→ HOW TO COMPLETE THIS TASK
The expected output is a copy of every line in the records with the string "dialog".

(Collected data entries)
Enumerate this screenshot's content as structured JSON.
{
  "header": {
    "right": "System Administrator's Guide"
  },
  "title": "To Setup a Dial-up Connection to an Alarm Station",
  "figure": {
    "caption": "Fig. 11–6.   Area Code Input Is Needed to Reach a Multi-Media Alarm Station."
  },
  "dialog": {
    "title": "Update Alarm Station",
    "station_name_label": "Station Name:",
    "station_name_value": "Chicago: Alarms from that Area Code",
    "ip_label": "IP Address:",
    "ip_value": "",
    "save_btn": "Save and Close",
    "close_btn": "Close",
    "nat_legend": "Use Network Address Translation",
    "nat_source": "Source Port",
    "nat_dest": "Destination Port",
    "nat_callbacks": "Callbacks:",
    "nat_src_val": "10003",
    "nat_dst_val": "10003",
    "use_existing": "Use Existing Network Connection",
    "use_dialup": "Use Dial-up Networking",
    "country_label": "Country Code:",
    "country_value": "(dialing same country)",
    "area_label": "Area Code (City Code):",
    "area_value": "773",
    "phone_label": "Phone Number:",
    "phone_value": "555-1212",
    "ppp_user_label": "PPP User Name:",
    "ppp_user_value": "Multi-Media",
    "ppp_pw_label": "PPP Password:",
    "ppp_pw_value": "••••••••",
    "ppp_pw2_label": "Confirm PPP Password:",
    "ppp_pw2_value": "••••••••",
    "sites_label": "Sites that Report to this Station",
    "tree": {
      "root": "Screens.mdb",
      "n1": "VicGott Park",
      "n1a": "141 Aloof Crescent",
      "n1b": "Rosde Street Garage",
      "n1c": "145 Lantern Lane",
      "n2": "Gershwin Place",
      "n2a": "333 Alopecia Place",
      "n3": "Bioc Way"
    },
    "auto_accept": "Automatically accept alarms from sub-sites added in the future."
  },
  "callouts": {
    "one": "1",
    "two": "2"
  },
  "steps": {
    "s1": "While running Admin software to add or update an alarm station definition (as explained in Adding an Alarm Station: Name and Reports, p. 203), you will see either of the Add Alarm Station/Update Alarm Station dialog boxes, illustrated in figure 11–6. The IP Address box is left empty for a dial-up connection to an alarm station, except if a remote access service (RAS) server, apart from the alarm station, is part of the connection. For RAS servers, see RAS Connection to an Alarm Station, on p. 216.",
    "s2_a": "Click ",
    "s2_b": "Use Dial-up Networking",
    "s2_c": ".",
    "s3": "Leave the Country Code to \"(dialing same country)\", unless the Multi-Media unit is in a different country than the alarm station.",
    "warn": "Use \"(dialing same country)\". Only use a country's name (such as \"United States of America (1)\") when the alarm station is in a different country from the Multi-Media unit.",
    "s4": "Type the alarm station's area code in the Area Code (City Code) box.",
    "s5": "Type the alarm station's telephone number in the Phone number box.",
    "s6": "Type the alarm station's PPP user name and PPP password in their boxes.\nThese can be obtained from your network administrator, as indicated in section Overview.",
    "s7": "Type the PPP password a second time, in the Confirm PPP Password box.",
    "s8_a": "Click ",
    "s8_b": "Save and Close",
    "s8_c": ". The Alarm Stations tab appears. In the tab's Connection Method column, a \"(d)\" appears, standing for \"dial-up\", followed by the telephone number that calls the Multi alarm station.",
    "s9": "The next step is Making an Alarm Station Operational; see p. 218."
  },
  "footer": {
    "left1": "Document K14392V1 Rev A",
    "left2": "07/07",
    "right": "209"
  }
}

→ ANSWER
  "dialog": {
    "s1": "While running Admin software to add or update an alarm station definition (as explained in Adding an Alarm Station: Name and Reports, p. 203), you will see either of the Add Alarm Station/Update Alarm Station dialog boxes, illustrated in figure 11–6. The IP Address box is left empty for a dial-up connection to an alarm station, except if a remote access service (RAS) server, apart from the alarm station, is part of the connection. For RAS servers, see RAS Connection to an Alarm Station, on p. 216.",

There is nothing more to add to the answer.